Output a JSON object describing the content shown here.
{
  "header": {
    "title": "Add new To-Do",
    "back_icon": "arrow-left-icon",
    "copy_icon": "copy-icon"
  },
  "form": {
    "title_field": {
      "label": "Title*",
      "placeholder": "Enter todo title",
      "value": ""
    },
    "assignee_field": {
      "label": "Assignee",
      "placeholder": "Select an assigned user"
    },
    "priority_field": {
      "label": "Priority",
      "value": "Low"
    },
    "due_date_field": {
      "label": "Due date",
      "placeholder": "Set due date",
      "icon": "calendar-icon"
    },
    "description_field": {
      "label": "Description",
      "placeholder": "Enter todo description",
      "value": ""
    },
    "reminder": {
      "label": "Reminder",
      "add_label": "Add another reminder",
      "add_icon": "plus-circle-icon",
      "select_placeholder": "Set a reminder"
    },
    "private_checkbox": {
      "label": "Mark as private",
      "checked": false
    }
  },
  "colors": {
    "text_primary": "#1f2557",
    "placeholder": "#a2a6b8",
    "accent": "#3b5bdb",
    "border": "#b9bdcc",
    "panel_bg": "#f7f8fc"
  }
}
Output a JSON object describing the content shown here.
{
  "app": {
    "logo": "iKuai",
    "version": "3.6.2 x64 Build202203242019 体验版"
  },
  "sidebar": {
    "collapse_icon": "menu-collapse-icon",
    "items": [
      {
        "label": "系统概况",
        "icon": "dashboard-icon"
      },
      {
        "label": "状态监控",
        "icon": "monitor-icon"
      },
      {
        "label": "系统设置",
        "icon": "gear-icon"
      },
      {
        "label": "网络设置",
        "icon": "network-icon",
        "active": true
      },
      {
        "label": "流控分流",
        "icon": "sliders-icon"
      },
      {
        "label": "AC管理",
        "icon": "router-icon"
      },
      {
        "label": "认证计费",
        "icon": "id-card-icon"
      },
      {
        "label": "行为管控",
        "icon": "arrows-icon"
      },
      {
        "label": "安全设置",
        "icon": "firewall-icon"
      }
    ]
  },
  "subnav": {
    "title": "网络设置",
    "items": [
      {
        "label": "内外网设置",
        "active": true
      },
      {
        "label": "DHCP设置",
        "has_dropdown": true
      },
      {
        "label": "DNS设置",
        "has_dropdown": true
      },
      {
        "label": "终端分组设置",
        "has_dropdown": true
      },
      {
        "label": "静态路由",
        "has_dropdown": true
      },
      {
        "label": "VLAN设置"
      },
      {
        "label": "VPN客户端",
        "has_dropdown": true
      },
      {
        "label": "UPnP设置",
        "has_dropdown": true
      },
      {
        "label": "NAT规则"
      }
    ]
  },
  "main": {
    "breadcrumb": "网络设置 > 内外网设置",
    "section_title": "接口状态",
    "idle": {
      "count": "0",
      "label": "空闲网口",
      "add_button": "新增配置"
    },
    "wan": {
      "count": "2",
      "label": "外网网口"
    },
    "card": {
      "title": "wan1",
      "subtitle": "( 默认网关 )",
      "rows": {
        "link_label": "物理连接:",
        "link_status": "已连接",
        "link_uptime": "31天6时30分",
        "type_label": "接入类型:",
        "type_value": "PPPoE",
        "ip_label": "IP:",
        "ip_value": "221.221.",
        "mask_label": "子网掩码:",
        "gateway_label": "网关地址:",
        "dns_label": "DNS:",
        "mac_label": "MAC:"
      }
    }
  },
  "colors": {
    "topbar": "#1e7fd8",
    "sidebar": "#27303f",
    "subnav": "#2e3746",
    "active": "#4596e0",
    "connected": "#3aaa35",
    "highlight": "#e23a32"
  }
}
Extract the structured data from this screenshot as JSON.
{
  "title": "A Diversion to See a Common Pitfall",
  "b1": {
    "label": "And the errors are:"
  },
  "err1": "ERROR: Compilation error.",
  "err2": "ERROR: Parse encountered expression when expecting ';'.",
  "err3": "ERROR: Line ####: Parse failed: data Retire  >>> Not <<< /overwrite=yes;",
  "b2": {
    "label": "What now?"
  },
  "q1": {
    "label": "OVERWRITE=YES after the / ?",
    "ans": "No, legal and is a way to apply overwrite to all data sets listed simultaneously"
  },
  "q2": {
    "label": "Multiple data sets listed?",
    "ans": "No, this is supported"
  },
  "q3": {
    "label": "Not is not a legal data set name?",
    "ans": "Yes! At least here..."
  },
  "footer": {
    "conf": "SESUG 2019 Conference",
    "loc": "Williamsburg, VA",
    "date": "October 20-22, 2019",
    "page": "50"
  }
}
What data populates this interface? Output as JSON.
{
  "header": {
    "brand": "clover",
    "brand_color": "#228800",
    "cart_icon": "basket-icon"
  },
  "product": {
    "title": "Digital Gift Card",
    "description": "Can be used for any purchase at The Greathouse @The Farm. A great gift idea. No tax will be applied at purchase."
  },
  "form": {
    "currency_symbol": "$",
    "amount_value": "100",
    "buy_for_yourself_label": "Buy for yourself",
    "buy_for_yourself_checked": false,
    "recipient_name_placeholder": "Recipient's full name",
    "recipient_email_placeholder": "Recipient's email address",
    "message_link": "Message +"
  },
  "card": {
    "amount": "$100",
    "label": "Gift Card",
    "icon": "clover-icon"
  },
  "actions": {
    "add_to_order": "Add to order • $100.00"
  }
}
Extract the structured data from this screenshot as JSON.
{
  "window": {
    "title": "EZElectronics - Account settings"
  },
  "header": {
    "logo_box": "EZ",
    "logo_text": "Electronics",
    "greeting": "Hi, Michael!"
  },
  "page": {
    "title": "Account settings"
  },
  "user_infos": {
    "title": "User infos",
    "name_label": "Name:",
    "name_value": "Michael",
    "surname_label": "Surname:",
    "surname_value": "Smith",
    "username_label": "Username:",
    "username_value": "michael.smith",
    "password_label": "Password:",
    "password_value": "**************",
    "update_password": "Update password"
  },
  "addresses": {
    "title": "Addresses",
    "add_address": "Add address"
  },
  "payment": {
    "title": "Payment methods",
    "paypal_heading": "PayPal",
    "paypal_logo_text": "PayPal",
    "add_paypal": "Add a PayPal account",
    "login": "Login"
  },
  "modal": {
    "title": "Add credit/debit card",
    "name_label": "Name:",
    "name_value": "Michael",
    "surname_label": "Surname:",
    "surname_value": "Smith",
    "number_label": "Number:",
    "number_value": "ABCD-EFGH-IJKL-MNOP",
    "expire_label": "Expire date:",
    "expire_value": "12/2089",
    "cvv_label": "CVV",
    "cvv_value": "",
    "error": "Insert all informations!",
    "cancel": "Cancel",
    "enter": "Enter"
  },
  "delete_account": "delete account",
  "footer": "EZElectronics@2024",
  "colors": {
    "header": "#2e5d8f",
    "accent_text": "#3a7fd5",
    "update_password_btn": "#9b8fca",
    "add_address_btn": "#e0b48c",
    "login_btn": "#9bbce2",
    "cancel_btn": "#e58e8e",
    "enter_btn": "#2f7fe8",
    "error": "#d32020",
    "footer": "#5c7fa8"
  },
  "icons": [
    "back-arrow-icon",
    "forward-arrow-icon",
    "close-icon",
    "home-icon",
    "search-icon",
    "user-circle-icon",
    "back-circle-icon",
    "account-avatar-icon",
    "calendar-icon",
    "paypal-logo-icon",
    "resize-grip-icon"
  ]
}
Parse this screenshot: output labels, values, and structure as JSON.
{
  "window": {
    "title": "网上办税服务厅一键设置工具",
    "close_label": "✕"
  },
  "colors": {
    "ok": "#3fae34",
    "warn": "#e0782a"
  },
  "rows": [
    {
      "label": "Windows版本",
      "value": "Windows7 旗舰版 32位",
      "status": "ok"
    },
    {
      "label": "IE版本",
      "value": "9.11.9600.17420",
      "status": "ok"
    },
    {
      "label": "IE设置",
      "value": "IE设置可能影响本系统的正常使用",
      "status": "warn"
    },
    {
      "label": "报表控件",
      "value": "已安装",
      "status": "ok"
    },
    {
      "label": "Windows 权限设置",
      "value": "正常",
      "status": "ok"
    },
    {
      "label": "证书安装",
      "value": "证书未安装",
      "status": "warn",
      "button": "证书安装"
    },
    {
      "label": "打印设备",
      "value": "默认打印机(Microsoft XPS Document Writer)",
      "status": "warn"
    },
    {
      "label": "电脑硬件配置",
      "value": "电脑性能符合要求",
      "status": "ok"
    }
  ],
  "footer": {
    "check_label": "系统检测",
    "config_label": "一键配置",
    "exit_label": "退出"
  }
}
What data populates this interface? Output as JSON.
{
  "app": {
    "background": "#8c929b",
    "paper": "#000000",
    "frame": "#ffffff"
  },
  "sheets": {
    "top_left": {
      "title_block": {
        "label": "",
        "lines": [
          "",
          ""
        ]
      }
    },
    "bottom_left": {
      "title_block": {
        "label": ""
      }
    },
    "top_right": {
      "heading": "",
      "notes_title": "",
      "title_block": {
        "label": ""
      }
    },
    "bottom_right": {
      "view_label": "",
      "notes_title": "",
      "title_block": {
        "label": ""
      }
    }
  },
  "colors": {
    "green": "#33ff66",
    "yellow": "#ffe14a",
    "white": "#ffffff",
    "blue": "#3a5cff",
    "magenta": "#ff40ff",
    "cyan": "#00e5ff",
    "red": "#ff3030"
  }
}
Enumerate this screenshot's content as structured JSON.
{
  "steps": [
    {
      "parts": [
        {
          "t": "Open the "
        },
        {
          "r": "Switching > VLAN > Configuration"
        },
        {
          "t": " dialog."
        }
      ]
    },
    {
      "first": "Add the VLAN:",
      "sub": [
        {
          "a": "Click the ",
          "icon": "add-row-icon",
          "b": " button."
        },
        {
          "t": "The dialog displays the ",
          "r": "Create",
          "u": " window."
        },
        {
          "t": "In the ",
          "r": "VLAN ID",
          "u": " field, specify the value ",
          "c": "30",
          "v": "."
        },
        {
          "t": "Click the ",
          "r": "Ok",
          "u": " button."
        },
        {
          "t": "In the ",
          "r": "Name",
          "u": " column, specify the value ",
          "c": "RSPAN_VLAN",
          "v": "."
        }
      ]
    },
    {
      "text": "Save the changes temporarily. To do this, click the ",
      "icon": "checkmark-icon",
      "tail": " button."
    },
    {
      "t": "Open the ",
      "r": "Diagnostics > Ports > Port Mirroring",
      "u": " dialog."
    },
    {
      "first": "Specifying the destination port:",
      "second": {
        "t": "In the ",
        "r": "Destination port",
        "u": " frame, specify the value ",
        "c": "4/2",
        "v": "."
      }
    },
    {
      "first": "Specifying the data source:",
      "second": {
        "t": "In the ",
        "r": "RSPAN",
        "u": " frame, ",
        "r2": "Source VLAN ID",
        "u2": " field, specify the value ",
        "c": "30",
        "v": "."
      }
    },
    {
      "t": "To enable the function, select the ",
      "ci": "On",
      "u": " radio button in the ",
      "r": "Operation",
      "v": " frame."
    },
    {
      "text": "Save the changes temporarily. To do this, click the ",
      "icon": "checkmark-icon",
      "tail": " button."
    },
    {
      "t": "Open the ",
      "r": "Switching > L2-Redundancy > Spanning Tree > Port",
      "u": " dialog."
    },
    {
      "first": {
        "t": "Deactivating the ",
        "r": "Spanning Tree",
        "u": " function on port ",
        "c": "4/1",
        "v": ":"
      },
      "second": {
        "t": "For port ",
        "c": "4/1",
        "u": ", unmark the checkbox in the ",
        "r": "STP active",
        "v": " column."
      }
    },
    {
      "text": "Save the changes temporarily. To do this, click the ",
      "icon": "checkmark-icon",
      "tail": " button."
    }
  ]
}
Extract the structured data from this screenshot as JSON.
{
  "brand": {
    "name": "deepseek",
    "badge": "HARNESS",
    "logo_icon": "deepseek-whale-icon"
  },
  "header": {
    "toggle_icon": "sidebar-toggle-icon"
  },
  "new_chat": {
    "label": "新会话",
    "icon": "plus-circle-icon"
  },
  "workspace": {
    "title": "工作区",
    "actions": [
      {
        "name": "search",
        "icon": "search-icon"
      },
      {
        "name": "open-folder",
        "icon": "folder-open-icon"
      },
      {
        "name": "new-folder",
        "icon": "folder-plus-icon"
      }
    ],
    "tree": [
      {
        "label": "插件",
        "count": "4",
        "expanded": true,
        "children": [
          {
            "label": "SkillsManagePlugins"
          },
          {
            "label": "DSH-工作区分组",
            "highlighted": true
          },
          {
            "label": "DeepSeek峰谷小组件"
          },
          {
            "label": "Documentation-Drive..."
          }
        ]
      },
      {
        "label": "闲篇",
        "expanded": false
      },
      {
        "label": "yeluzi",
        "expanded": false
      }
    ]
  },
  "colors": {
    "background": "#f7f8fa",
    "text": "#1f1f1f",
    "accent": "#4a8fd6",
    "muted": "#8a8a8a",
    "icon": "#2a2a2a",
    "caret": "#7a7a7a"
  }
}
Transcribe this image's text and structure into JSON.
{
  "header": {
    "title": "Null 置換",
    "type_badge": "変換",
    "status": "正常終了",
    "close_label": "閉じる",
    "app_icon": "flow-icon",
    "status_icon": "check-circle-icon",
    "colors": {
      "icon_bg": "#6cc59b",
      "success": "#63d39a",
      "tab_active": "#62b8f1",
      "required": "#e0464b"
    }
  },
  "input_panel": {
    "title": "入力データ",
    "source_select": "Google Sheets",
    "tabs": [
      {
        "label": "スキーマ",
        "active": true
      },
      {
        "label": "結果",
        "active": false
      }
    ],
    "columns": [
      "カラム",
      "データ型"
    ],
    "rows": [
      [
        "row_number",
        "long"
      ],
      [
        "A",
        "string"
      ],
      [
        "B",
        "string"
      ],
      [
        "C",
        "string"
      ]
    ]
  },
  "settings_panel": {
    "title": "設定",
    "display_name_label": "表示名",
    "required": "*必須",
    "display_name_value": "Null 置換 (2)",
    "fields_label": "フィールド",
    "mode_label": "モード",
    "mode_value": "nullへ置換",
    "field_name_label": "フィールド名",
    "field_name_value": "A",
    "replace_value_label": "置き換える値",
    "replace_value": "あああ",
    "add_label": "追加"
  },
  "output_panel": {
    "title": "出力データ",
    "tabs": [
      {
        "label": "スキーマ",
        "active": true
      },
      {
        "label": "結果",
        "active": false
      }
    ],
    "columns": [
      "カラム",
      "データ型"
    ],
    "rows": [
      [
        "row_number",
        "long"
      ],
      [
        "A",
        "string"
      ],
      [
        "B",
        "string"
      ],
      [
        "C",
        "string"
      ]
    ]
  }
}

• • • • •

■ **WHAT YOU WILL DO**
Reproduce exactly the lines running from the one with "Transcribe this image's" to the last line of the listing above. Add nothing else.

■ **RESULT OF THE EXERCISE**
Transcribe this image's text and structure into JSON.
{
  "header": {
    "title": "Null 置換",
    "type_badge": "変換",
    "status": "正常終了",
    "close_label": "閉じる",
    "app_icon": "flow-icon",
    "status_icon": "check-circle-icon",
    "colors": {
      "icon_bg": "#6cc59b",
      "success": "#63d39a",
      "tab_active": "#62b8f1",
      "required": "#e0464b"
    }
  },
  "input_panel": {
    "title": "入力データ",
    "source_select": "Google Sheets",
    "tabs": [
      {
        "label": "スキーマ",
        "active": true
      },
      {
        "label": "結果",
        "active": false
      }
    ],
    "columns": [
      "カラム",
      "データ型"
    ],
    "rows": [
      [
        "row_number",
        "long"
      ],
      [
        "A",
        "string"
      ],
      [
        "B",
        "string"
      ],
      [
        "C",
        "string"
      ]
    ]
  },
  "settings_panel": {
    "title": "設定",
    "display_name_label": "表示名",
    "required": "*必須",
    "display_name_value": "Null 置換 (2)",
    "fields_label": "フィールド",
    "mode_label": "モード",
    "mode_value": "nullへ置換",
    "field_name_label": "フィールド名",
    "field_name_value": "A",
    "replace_value_label": "置き換える値",
    "replace_value": "あああ",
    "add_label": "追加"
  },
  "output_panel": {
    "title": "出力データ",
    "tabs": [
      {
        "label": "スキーマ",
        "active": true
      },
      {
        "label": "結果",
        "active": false
      }
    ],
    "columns": [
      "カラム",
      "データ型"
    ],
    "rows": [
      [
        "row_number",
        "long"
      ],
      [
        "A",
        "string"
      ],
      [
        "B",
        "string"
      ],
      [
        "C",
        "string"
      ]
    ]
  }
}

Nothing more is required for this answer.